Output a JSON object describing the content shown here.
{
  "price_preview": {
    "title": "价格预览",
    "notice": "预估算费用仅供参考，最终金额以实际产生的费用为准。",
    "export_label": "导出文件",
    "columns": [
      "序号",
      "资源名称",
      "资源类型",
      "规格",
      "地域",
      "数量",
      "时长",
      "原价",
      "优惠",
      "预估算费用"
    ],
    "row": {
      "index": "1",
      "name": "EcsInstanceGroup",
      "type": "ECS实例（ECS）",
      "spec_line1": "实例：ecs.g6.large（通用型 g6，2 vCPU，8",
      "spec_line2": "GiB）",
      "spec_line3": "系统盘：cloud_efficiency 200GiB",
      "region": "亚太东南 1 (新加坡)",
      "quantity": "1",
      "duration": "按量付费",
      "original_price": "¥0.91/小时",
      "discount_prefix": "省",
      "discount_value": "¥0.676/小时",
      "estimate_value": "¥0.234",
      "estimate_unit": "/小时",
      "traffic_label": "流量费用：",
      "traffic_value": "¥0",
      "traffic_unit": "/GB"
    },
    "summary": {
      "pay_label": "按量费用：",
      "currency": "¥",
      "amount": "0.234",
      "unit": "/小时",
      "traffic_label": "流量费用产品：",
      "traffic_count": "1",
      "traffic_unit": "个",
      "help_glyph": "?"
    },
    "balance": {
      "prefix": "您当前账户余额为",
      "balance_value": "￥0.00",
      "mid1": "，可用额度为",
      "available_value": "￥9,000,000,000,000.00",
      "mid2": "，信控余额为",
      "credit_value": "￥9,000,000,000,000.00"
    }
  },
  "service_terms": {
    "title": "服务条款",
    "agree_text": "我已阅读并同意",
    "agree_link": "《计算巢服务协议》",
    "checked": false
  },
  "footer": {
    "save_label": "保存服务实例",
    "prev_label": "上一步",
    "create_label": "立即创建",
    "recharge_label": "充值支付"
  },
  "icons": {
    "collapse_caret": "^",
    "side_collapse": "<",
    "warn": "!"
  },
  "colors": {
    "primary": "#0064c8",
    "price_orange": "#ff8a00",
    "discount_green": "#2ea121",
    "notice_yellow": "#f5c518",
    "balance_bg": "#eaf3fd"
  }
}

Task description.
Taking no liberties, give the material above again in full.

Solution to this problem.
Output a JSON object describing the content shown here.
{
  "price_preview": {
    "title": "价格预览",
    "notice": "预估算费用仅供参考，最终金额以实际产生的费用为准。",
    "export_label": "导出文件",
    "columns": [
      "序号",
      "资源名称",
      "资源类型",
      "规格",
      "地域",
      "数量",
      "时长",
      "原价",
      "优惠",
      "预估算费用"
    ],
    "row": {
      "index": "1",
      "name": "EcsInstanceGroup",
      "type": "ECS实例（ECS）",
      "spec_line1": "实例：ecs.g6.large（通用型 g6，2 vCPU，8",
      "spec_line2": "GiB）",
      "spec_line3": "系统盘：cloud_efficiency 200GiB",
      "region": "亚太东南 1 (新加坡)",
      "quantity": "1",
      "duration": "按量付费",
      "original_price": "¥0.91/小时",
      "discount_prefix": "省",
      "discount_value": "¥0.676/小时",
      "estimate_value": "¥0.234",
      "estimate_unit": "/小时",
      "traffic_label": "流量费用：",
      "traffic_value": "¥0",
      "traffic_unit": "/GB"
    },
    "summary": {
      "pay_label": "按量费用：",
      "currency": "¥",
      "amount": "0.234",
      "unit": "/小时",
      "traffic_label": "流量费用产品：",
      "traffic_count": "1",
      "traffic_unit": "个",
      "help_glyph": "?"
    },
    "balance": {
      "prefix": "您当前账户余额为",
      "balance_value": "￥0.00",
      "mid1": "，可用额度为",
      "available_value": "￥9,000,000,000,000.00",
      "mid2": "，信控余额为",
      "credit_value": "￥9,000,000,000,000.00"
    }
  },
  "service_terms": {
    "title": "服务条款",
    "agree_text": "我已阅读并同意",
    "agree_link": "《计算巢服务协议》",
    "checked": false
  },
  "footer": {
    "save_label": "保存服务实例",
    "prev_label": "上一步",
    "create_label": "立即创建",
    "recharge_label": "充值支付"
  },
  "icons": {
    "collapse_caret": "^",
    "side_collapse": "<",
    "warn": "!"
  },
  "colors": {
    "primary": "#0064c8",
    "price_orange": "#ff8a00",
    "discount_green": "#2ea121",
    "notice_yellow": "#f5c518",
    "balance_bg": "#eaf3fd"
  }
}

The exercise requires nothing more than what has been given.